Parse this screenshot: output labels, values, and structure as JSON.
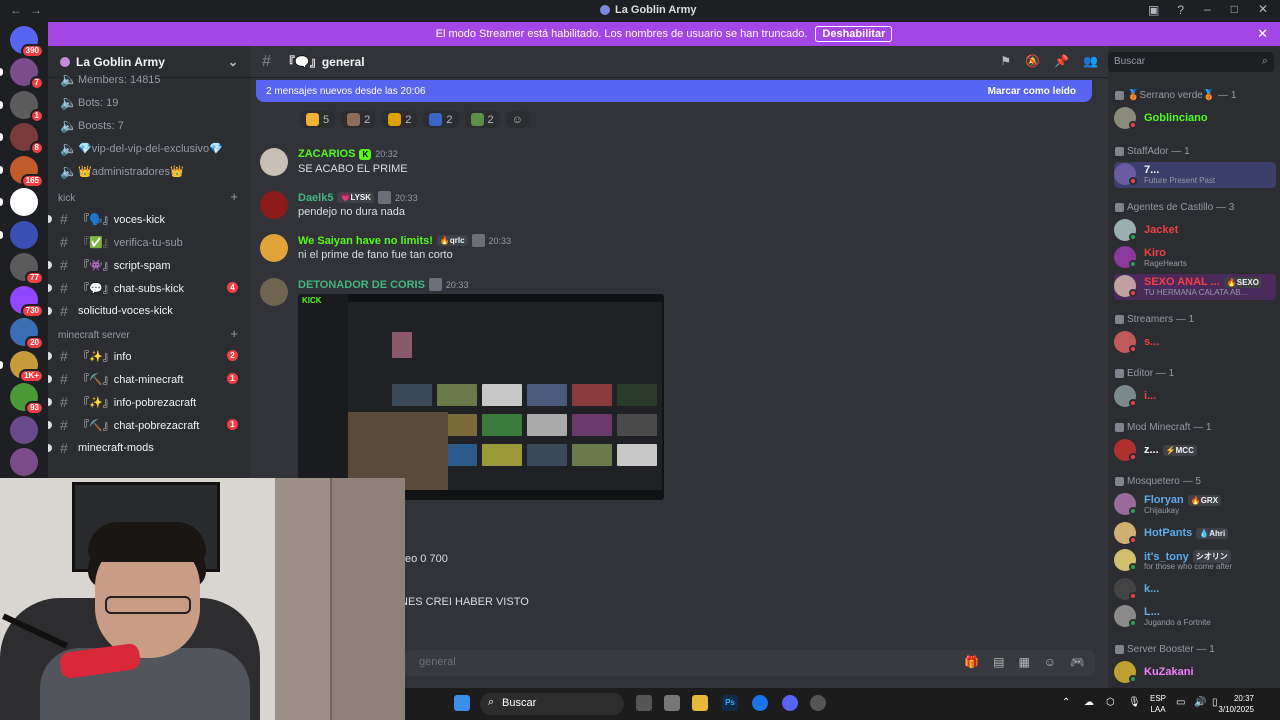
{
  "window": {
    "title": "La Goblin Army"
  },
  "banner": {
    "text": "El modo Streamer está habilitado. Los nombres de usuario se han truncado.",
    "button": "Deshabilitar"
  },
  "guild_list": {
    "dm_badge": "390",
    "badges": [
      "7",
      "1",
      "8",
      "165",
      "",
      "",
      "77",
      "730",
      "20",
      "1K+",
      "93",
      "",
      ""
    ]
  },
  "server": {
    "name": "La Goblin Army",
    "members_line": "Members: 14815",
    "stats": [
      "Bots: 19",
      "Boosts: 7"
    ],
    "voice": [
      "💎vip-del-vip-del-exclusivo💎",
      "👑administradores👑"
    ],
    "categories": [
      {
        "name": "kick",
        "channels": [
          {
            "name": "『🗣️』voces-kick",
            "bright": true,
            "badge": ""
          },
          {
            "name": "『✅』verifica-tu-sub",
            "bright": false,
            "badge": ""
          },
          {
            "name": "『👾』script-spam",
            "bright": true,
            "badge": ""
          },
          {
            "name": "『💬』chat-subs-kick",
            "bright": true,
            "badge": "4"
          },
          {
            "name": "solicitud-voces-kick",
            "bright": true,
            "badge": ""
          }
        ]
      },
      {
        "name": "minecraft server",
        "channels": [
          {
            "name": "『✨』info",
            "bright": true,
            "badge": "2"
          },
          {
            "name": "『⛏️』chat-minecraft",
            "bright": true,
            "badge": "1"
          },
          {
            "name": "『✨』info-pobrezacraft",
            "bright": true,
            "badge": ""
          },
          {
            "name": "『⛏️』chat-pobrezacraft",
            "bright": true,
            "badge": "1"
          },
          {
            "name": "minecraft-mods",
            "bright": true,
            "badge": ""
          }
        ]
      }
    ]
  },
  "channel": {
    "name": "『🗨️』general",
    "composer_placeholder": "general"
  },
  "new_messages": {
    "text": "2 mensajes nuevos desde las 20:06",
    "action": "Marcar como leído"
  },
  "reactions": [
    {
      "count": "5",
      "color": "#f0b232"
    },
    {
      "count": "2",
      "color": "#8a6d5a"
    },
    {
      "count": "2",
      "color": "#e0a000"
    },
    {
      "count": "2",
      "color": "#3a66c4"
    },
    {
      "count": "2",
      "color": "#5c8f4a"
    }
  ],
  "messages": [
    {
      "author": "ZACARIOS",
      "color": "#53fc18",
      "time": "20:32",
      "tag": "",
      "text": "SE ACABO EL PRIME",
      "avatar": "#c8c0b4"
    },
    {
      "author": "Daelk5",
      "color": "#43b581",
      "time": "20:33",
      "tag": "💗LYSK",
      "text": "pendejo no dura nada",
      "avatar": "#8b1a1a"
    },
    {
      "author": "We Saiyan have no limits!",
      "color": "#53fc18",
      "time": "20:33",
      "tag": "🔥qrlc",
      "text": "ni el prime de fano fue tan corto",
      "avatar": "#e2a33a"
    },
    {
      "author": "DETONADOR DE CORIS",
      "color": "#43b581",
      "time": "20:33",
      "tag": "",
      "text": "",
      "avatar": "#6e6452"
    }
  ],
  "attachment": {
    "brand": "KICK"
  },
  "partial_texts": [
    "eo 0 700",
    "NES CREI HABER VISTO"
  ],
  "search_placeholder": "Buscar",
  "member_groups": [
    {
      "title": "🥉Serrano verde🥉 — 1",
      "members": [
        {
          "name": "Goblinciano",
          "color": "#53fc18",
          "status": ""
        }
      ]
    },
    {
      "title": "StaffAdor — 1",
      "members": [
        {
          "name": "7...",
          "color": "#f2f3f5",
          "status": "Future Present Past"
        }
      ]
    },
    {
      "title": "Agentes de Castillo — 3",
      "members": [
        {
          "name": "Jacket",
          "color": "#f23f43",
          "status": ""
        },
        {
          "name": "Kiro",
          "color": "#f23f43",
          "status": "RageHearts"
        },
        {
          "name": "SEXO ANAL ...",
          "color": "#f23f43",
          "status": "TU HERMANA CALATA AB...",
          "tag": "🔥SEXO"
        }
      ]
    },
    {
      "title": "Streamers — 1",
      "members": [
        {
          "name": "s...",
          "color": "#f23f43",
          "status": ""
        }
      ]
    },
    {
      "title": "Editor — 1",
      "members": [
        {
          "name": "i...",
          "color": "#f23f43",
          "status": ""
        }
      ]
    },
    {
      "title": "Mod Minecraft — 1",
      "members": [
        {
          "name": "z...",
          "color": "#f2f3f5",
          "status": "",
          "tag": "⚡MCC"
        }
      ]
    },
    {
      "title": "Mosquetero — 5",
      "members": [
        {
          "name": "Floryan",
          "color": "#5dadec",
          "status": "Chijaukay",
          "tag": "🔥GRX"
        },
        {
          "name": "HotPants",
          "color": "#5dadec",
          "status": "",
          "tag": "💧Ahri"
        },
        {
          "name": "it's_tony",
          "color": "#5dadec",
          "status": "for those who come after",
          "tag": "シオリン"
        },
        {
          "name": "k...",
          "color": "#5dadec",
          "status": ""
        },
        {
          "name": "L...",
          "color": "#5dadec",
          "status": "Jugando a Fortnite"
        }
      ]
    },
    {
      "title": "Server Booster — 1",
      "members": [
        {
          "name": "KuZakani",
          "color": "#f47fff",
          "status": ""
        }
      ]
    }
  ],
  "taskbar": {
    "search": "Buscar",
    "lang": "ESP\nLAA",
    "time": "20:37",
    "date": "3/10/2025"
  }
}
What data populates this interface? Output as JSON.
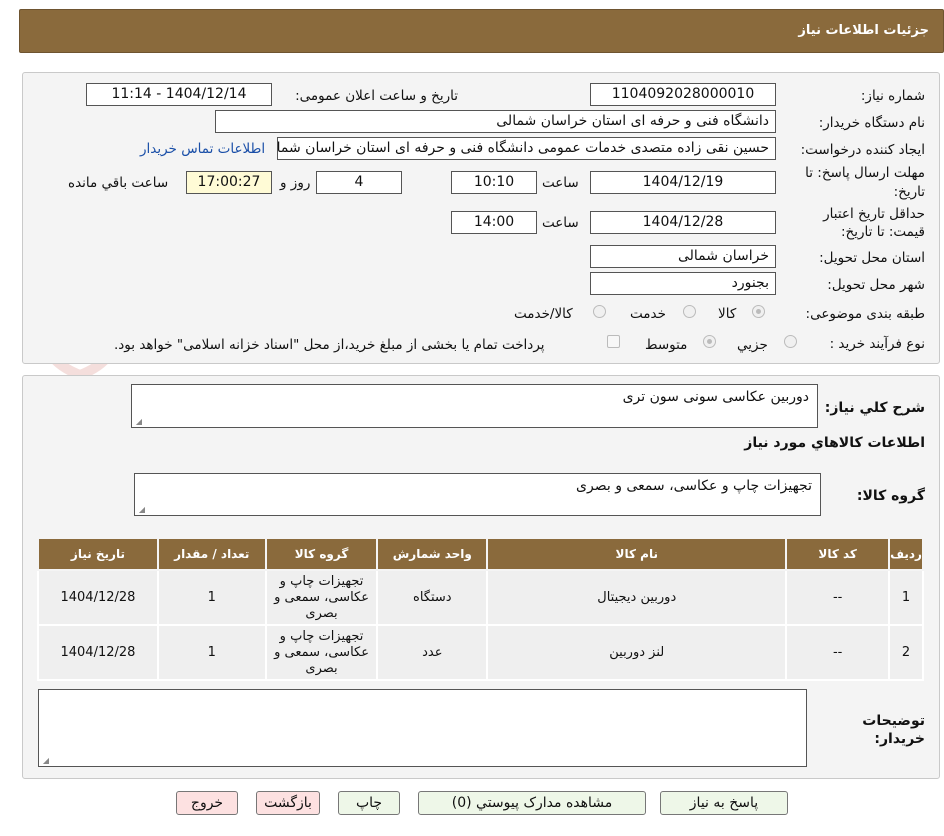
{
  "header": {
    "title": "جزئیات اطلاعات نیاز"
  },
  "watermark": {
    "text": "AriaTender.neT"
  },
  "form": {
    "need_number_label": "شماره نیاز:",
    "need_number": "1104092028000010",
    "announce_label": "تاریخ و ساعت اعلان عمومی:",
    "announce_value": "1404/12/14 - 11:14",
    "buyer_org_label": "نام دستگاه خریدار:",
    "buyer_org": "دانشگاه فنی و حرفه ای استان خراسان شمالی",
    "requester_label": "ایجاد کننده درخواست:",
    "requester": "حسین نقی زاده متصدی خدمات عمومی دانشگاه فنی و حرفه ای استان خراسان شمالی",
    "contact_link": "اطلاعات تماس خریدار",
    "deadline_label_1": "مهلت ارسال پاسخ: تا",
    "deadline_label_2": "تاریخ:",
    "deadline_date": "1404/12/19",
    "time_label": "ساعت",
    "deadline_time": "10:10",
    "days_value": "4",
    "days_label": "روز و",
    "remaining_time": "17:00:27",
    "remaining_label": "ساعت باقي مانده",
    "validity_label_1": "حداقل تاریخ اعتبار",
    "validity_label_2": "قیمت: تا تاریخ:",
    "validity_date": "1404/12/28",
    "validity_time_label": "ساعت",
    "validity_time": "14:00",
    "province_label": "استان محل تحویل:",
    "province": "خراسان شمالی",
    "city_label": "شهر محل تحویل:",
    "city": "بجنورد",
    "category_label": "طبقه بندی موضوعی:",
    "category_options": [
      "کالا",
      "خدمت",
      "کالا/خدمت"
    ],
    "process_label": "نوع فرآیند خرید :",
    "process_options": [
      "جزیي",
      "متوسط"
    ],
    "payment_note": "پرداخت تمام یا بخشی از مبلغ خرید،از محل \"اسناد خزانه اسلامی\" خواهد بود."
  },
  "details": {
    "general_desc_label": "شرح کلي نیاز:",
    "general_desc": "دوربین عکاسی سونی  سون تری",
    "goods_info_title": "اطلاعات کالاهاي مورد نیاز",
    "goods_group_label": "گروه کالا:",
    "goods_group": "تجهیزات چاپ و عکاسی، سمعی و بصری",
    "table": {
      "headers": [
        "ردیف",
        "کد کالا",
        "نام کالا",
        "واحد شمارش",
        "گروه کالا",
        "تعداد / مقدار",
        "تاریخ نیاز"
      ],
      "rows": [
        [
          "1",
          "--",
          "دوربین دیجیتال",
          "دستگاه",
          "تجهیزات چاپ و عکاسی، سمعی و بصری",
          "1",
          "1404/12/28"
        ],
        [
          "2",
          "--",
          "لنز دوربین",
          "عدد",
          "تجهیزات چاپ و عکاسی، سمعی و بصری",
          "1",
          "1404/12/28"
        ]
      ]
    },
    "buyer_notes_label_1": "توضیحات",
    "buyer_notes_label_2": "خریدار:",
    "buyer_notes": ""
  },
  "buttons": {
    "reply": "پاسخ به نیاز",
    "attachments": "مشاهده مدارک پیوستي (0)",
    "print": "چاپ",
    "back": "بازگشت",
    "exit": "خروج"
  }
}
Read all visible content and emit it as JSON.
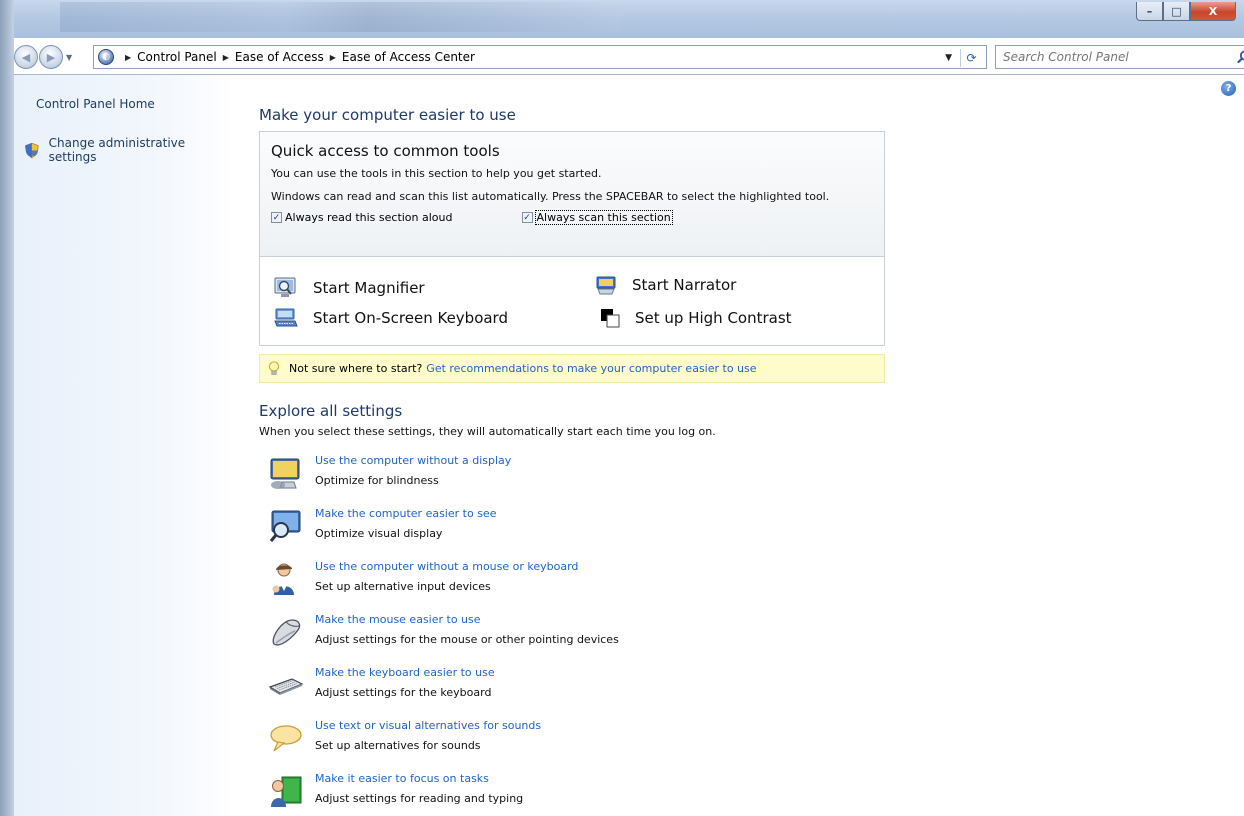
{
  "window": {
    "minimize": "–",
    "maximize": "□",
    "close": "X"
  },
  "address": {
    "crumbs": [
      "Control Panel",
      "Ease of Access",
      "Ease of Access Center"
    ],
    "search_placeholder": "Search Control Panel"
  },
  "sidebar": {
    "home": "Control Panel Home",
    "admin": "Change administrative settings"
  },
  "main": {
    "title": "Make your computer easier to use",
    "quick": {
      "title": "Quick access to common tools",
      "line1": "You can use the tools in this section to help you get started.",
      "line2": "Windows can read and scan this list automatically.  Press the SPACEBAR to select the highlighted tool.",
      "check_read": "Always read this section aloud",
      "check_scan": "Always scan this section",
      "tools": {
        "magnifier": "Start Magnifier",
        "narrator": "Start Narrator",
        "keyboard": "Start On-Screen Keyboard",
        "contrast": "Set up High Contrast"
      }
    },
    "tip": {
      "text": "Not sure where to start?",
      "link": "Get recommendations to make your computer easier to use"
    },
    "explore": {
      "title": "Explore all settings",
      "desc": "When you select these settings, they will automatically start each time you log on.",
      "items": [
        {
          "link": "Use the computer without a display",
          "sub": "Optimize for blindness",
          "icon": "monitor-blind-icon"
        },
        {
          "link": "Make the computer easier to see",
          "sub": "Optimize visual display",
          "icon": "monitor-magnifier-icon"
        },
        {
          "link": "Use the computer without a mouse or keyboard",
          "sub": "Set up alternative input devices",
          "icon": "person-speech-icon"
        },
        {
          "link": "Make the mouse easier to use",
          "sub": "Adjust settings for the mouse or other pointing devices",
          "icon": "mouse-icon"
        },
        {
          "link": "Make the keyboard easier to use",
          "sub": "Adjust settings for the keyboard",
          "icon": "keyboard-icon"
        },
        {
          "link": "Use text or visual alternatives for sounds",
          "sub": "Set up alternatives for sounds",
          "icon": "speech-bubble-icon"
        },
        {
          "link": "Make it easier to focus on tasks",
          "sub": "Adjust settings for reading and typing",
          "icon": "person-book-icon"
        }
      ]
    }
  }
}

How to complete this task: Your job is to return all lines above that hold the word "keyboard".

Answer section:
        "keyboard": "Start On-Screen Keyboard",
          "link": "Use the computer without a mouse or keyboard",
          "link": "Make the keyboard easier to use",
          "sub": "Adjust settings for the keyboard",
          "icon": "keyboard-icon"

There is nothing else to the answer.